ISBN - 13:9780544439399


Rated 3 out of 5 by from Not My Kind of Read Josanne LaValley’s Factory Girl seemed like a kind of read I needed to get my hands on. I’m usually reading mysteries, thrillers or contemporary romances, so this was actually a new kind of story for me that I was quite interested in. It has a new setting — the mountains of China — that no other author has really wrote about before in the Young Adult genre, so I was quite excited to request this from the publishers. Although it originally seemed to be something I might be interested in, this was a disappointing read that is making me regret picking it up. Factory Girl almost put me in a reading slump. I don’t think I need to say more — that’s quite negative. I decided to pick this up during the school year, and I couldn’t find myself getting into it because it is a heavy, deep read that needs time to get through. When the school year ended, I decided that I would pick this up once again and see how good it really is. I was disappointed yet again. This book is extremely boring and I couldn’t find any emotion in the writing. LaValley is a great writer, don’t get me wrong, it’s just that I felt that the premise was the main focus of the story, including the setting, but the deep messages and characters were just another aspect that needed to be written about. “The taste of a few peas and nuts leaves a gnawing hunger in my stomach. For food. For home. For my life as it was” (32). I kind of wish that I DNFed this because I expected that the ending would be phenomenal. But instead, it was extremely predictable and nothing special. I wanted this book to be a new favourite, a new outlook on the way contemporary stories, but I just felt that this was SO slow-paced. Agh. In conclusion, Factory Girl featured a promising story about a girl named Roshen who is forced into slavery due to her social status. She has a life set for her, wanting to be with a man who she loves, however, everything changes when her family is unable to purchase her freedom. It’s a sad story, but something was definitely missing from this being a great story. I wish it was more interesting and unpredictable. I felt like I knew of all the answers and solutions. *A review copy was provided by the publisher in exchange for a honest review. Thank you so much!
Date published: 2017-07-19
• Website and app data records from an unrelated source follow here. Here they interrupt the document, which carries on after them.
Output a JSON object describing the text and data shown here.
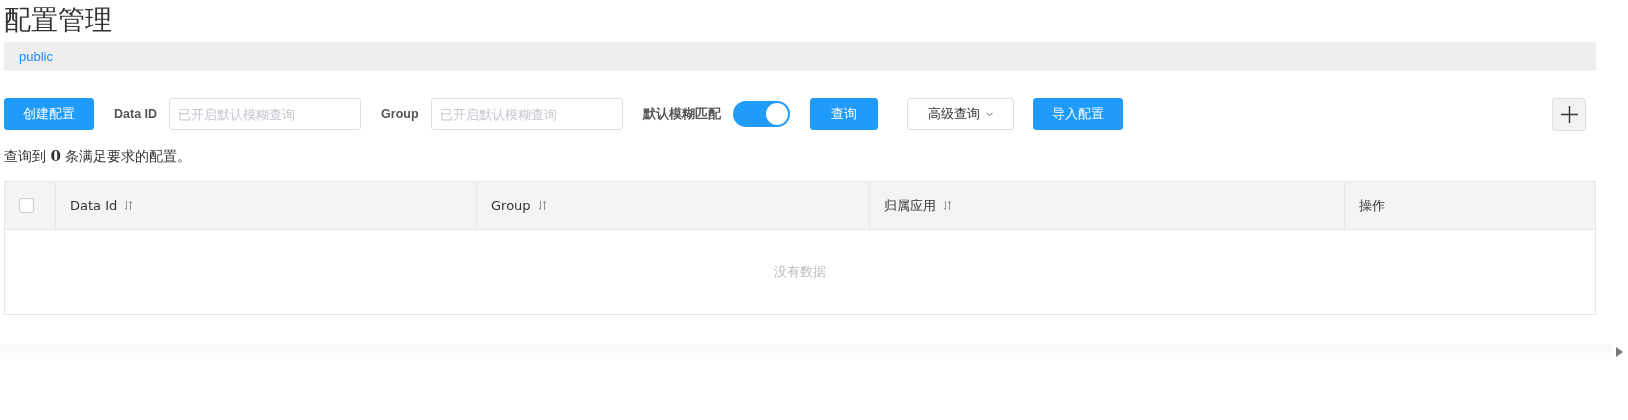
{
  "page_title": "配置管理",
  "namespace": {
    "label": "public"
  },
  "toolbar": {
    "create_button": "创建配置",
    "filters": [
      {
        "label": "Data ID",
        "placeholder": "已开启默认模糊查询"
      },
      {
        "label": "Group",
        "placeholder": "已开启默认模糊查询"
      }
    ],
    "fuzzy_match": {
      "label": "默认模糊匹配",
      "on": true
    },
    "search_button": "查询",
    "advanced_button": "高级查询",
    "import_button": "导入配置"
  },
  "result_summary": "查询到 **0** 条满足要求的配置。",
  "table": {
    "select_all": {
      "checked": false
    },
    "columns": [
      {
        "label": "Data Id",
        "sortable": true
      },
      {
        "label": "Group",
        "sortable": true
      },
      {
        "label": "归属应用",
        "sortable": true
      },
      {
        "label": "操作",
        "sortable": false
      }
    ],
    "empty_text": "没有数据"
  }
}
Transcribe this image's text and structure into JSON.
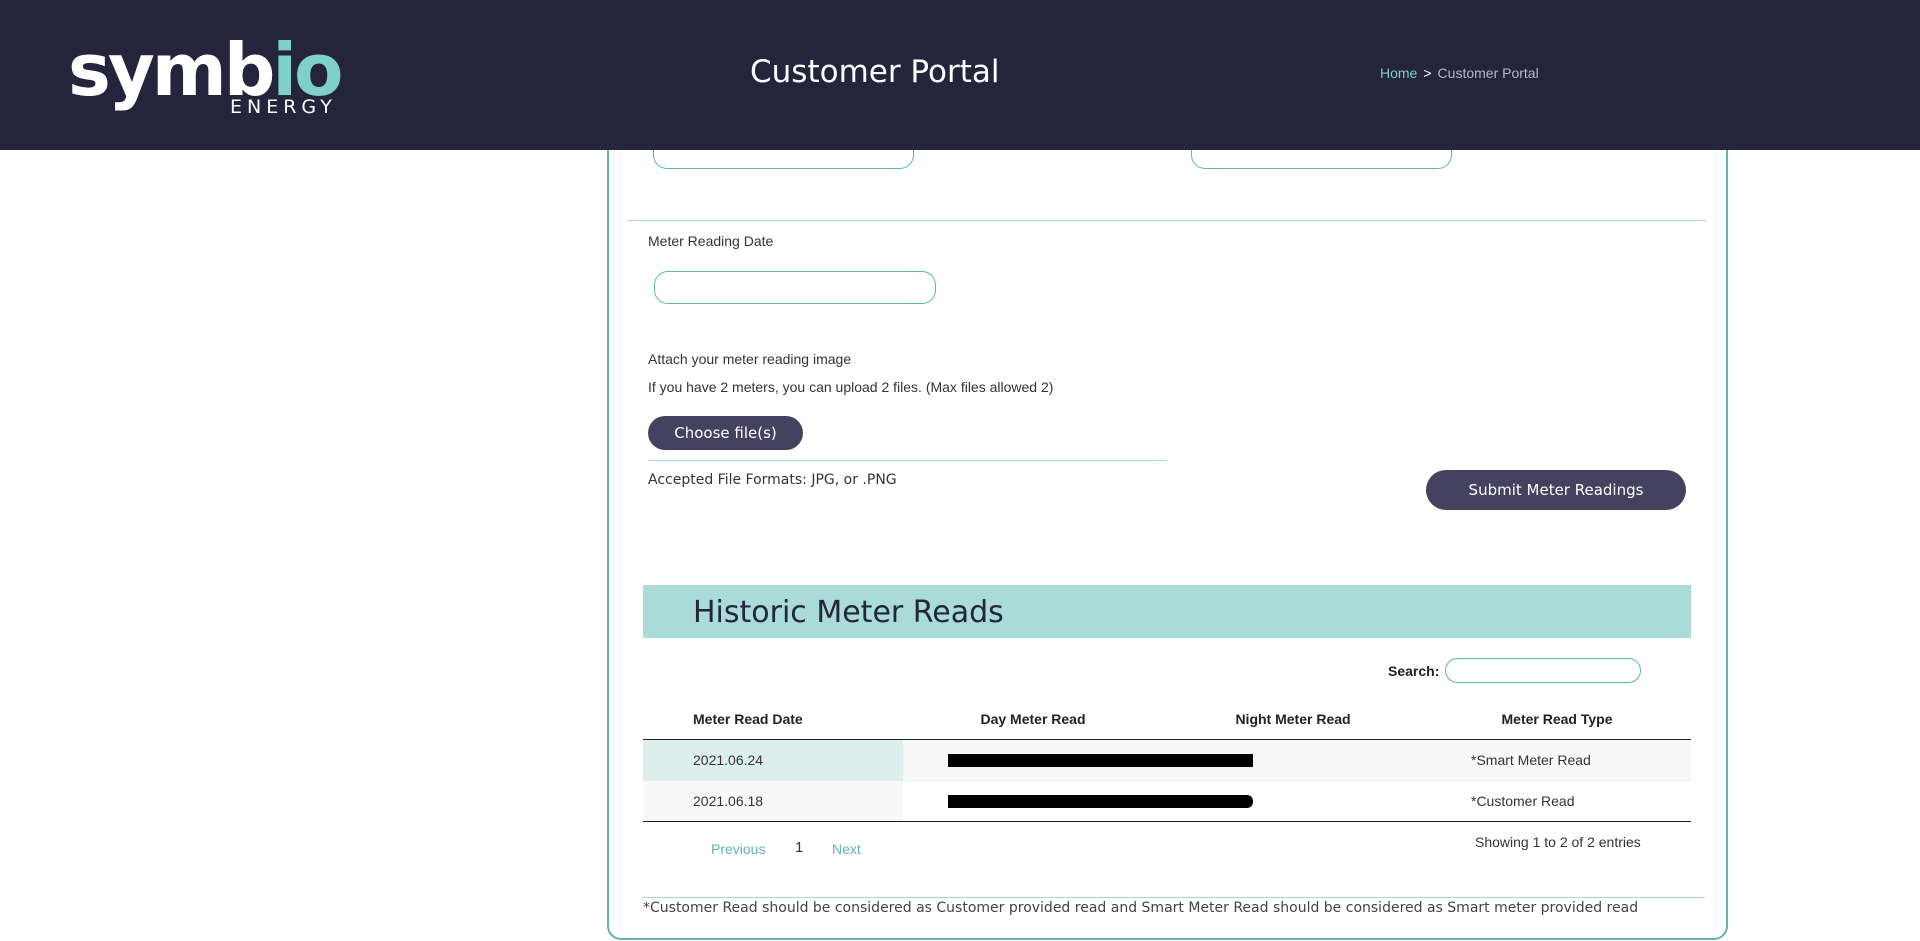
{
  "header": {
    "logo_main": "symb",
    "logo_accent": "io",
    "logo_sub": "ENERGY",
    "title": "Customer Portal",
    "breadcrumb": {
      "home": "Home",
      "separator": ">",
      "current": "Customer Portal"
    }
  },
  "form": {
    "date_label": "Meter Reading Date",
    "date_value": "",
    "attach_label": "Attach your meter reading image",
    "attach_hint": "If you have 2 meters, you can upload 2 files. (Max files allowed 2)",
    "choose_button": "Choose file(s)",
    "accepted_formats": "Accepted File Formats: JPG, or .PNG",
    "submit_button": "Submit Meter Readings"
  },
  "history": {
    "title": "Historic Meter Reads",
    "search_label": "Search:",
    "search_value": "",
    "columns": [
      "Meter Read Date",
      "Day Meter Read",
      "Night Meter Read",
      "Meter Read Type"
    ],
    "rows": [
      {
        "date": "2021.06.24",
        "type": "*Smart Meter Read"
      },
      {
        "date": "2021.06.18",
        "type": "*Customer Read"
      }
    ],
    "pager": {
      "previous": "Previous",
      "current": "1",
      "next": "Next"
    },
    "showing": "Showing 1 to 2 of 2 entries"
  },
  "footnote": "*Customer Read should be considered as Customer provided read and Smart Meter Read should be considered as Smart meter provided read",
  "colors": {
    "header_bg": "#25243d",
    "accent": "#7ed0c8",
    "button": "#44425f",
    "section_bar": "#a9dcd6"
  }
}
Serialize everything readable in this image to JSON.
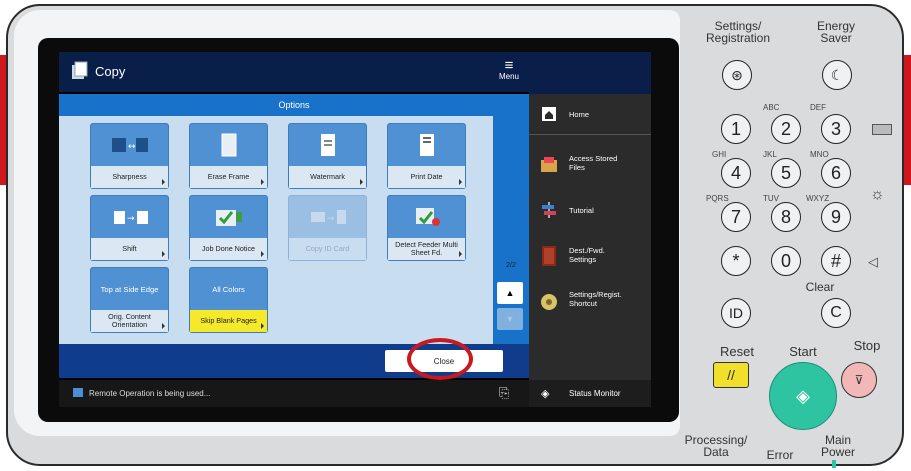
{
  "screen": {
    "app_title": "Copy",
    "menu_label": "Menu",
    "options_title": "Options",
    "tiles": [
      {
        "label": "Sharpness"
      },
      {
        "label": "Erase Frame"
      },
      {
        "label": "Watermark"
      },
      {
        "label": "Print Date"
      },
      {
        "label": "Shift"
      },
      {
        "label": "Job Done Notice"
      },
      {
        "label": "Copy ID Card"
      },
      {
        "label": "Detect Feeder Multi Sheet Fd."
      },
      {
        "top": "Top at Side Edge",
        "label": "Orig. Content Orientation"
      },
      {
        "top": "All Colors",
        "label": "Skip Blank Pages"
      }
    ],
    "page_indicator": "2/2",
    "close_label": "Close",
    "status_text": "Remote Operation is being used...",
    "right_menu": {
      "home": "Home",
      "access_stored_files": "Access Stored Files",
      "tutorial": "Tutorial",
      "dest_fwd_settings": "Dest./Fwd. Settings",
      "settings_regist_shortcut": "Settings/Regist. Shortcut",
      "status_monitor": "Status Monitor"
    }
  },
  "panel": {
    "settings_registration": "Settings/ Registration",
    "energy_saver": "Energy Saver",
    "keys": [
      "1",
      "2",
      "3",
      "4",
      "5",
      "6",
      "7",
      "8",
      "9",
      "*",
      "0",
      "#",
      "ID",
      "C"
    ],
    "key_letters": [
      "ABC",
      "DEF",
      "GHI",
      "JKL",
      "MNO",
      "PQRS",
      "TUV",
      "WXYZ"
    ],
    "clear": "Clear",
    "reset": "Reset",
    "start": "Start",
    "stop": "Stop",
    "processing_data": "Processing/ Data",
    "error": "Error",
    "main_power": "Main Power"
  },
  "colors": {
    "brand_red": "#d0171b",
    "start_green": "#2ec4a1",
    "reset_yellow": "#f2df2c",
    "highlight_circle": "#c8191e"
  }
}
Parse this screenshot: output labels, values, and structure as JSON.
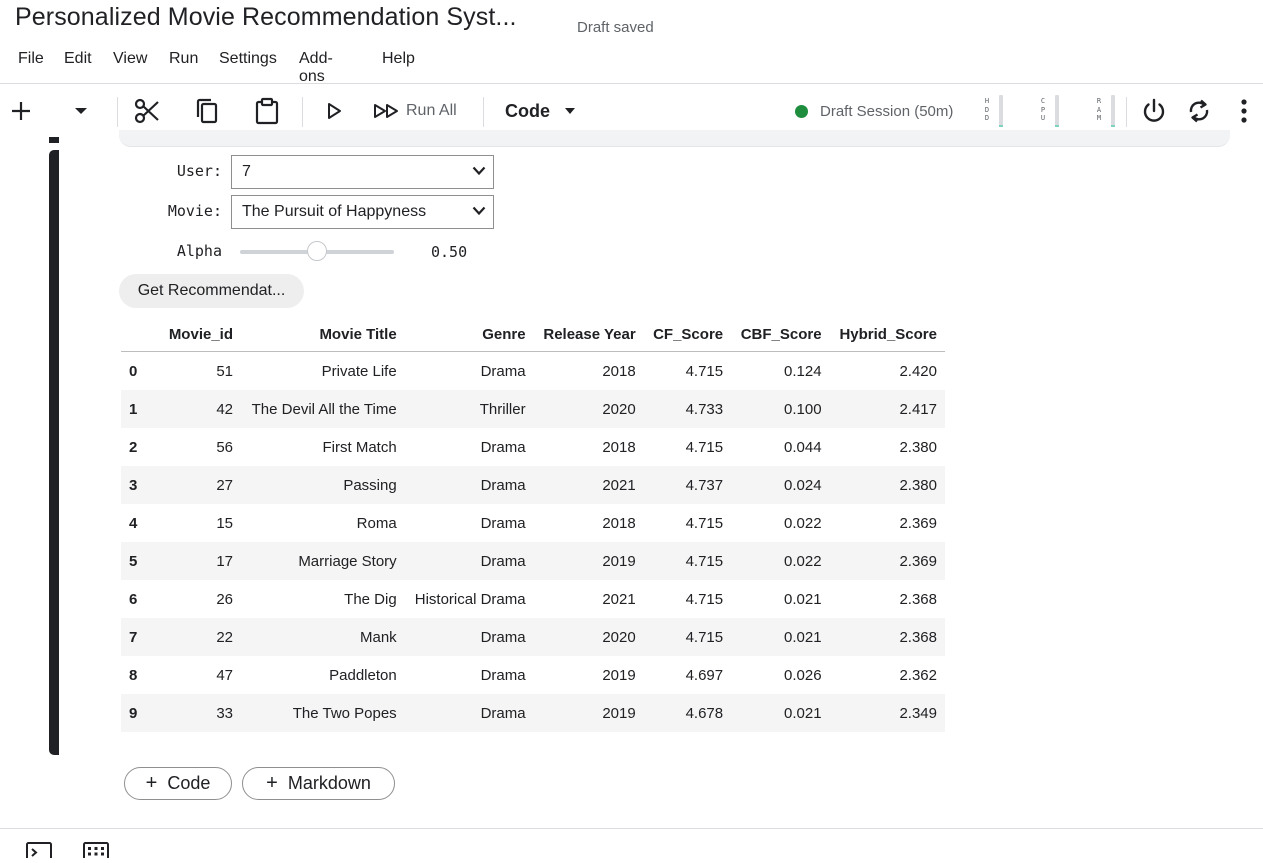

Editorial Reviews

In her debut novel, La Valley paints a memorable picture of this faraway people. . . . A haunting tale of artistic vision triumphing over adversity." -Kirkus "For many readers, this book may be their first introduction to the Uyghur people, and La Valley strongly evokes the culture and struggles of an ethnic group whose future is less than certain." -Publishers Weekly "Engages and teaches." -Booklist "An absorbing read and an excellent choice for expanding global understanding." -School Library Journal, starred review "The carefully honed plot and palpable family tensions? will resonate with most youngsters." -Bulletin "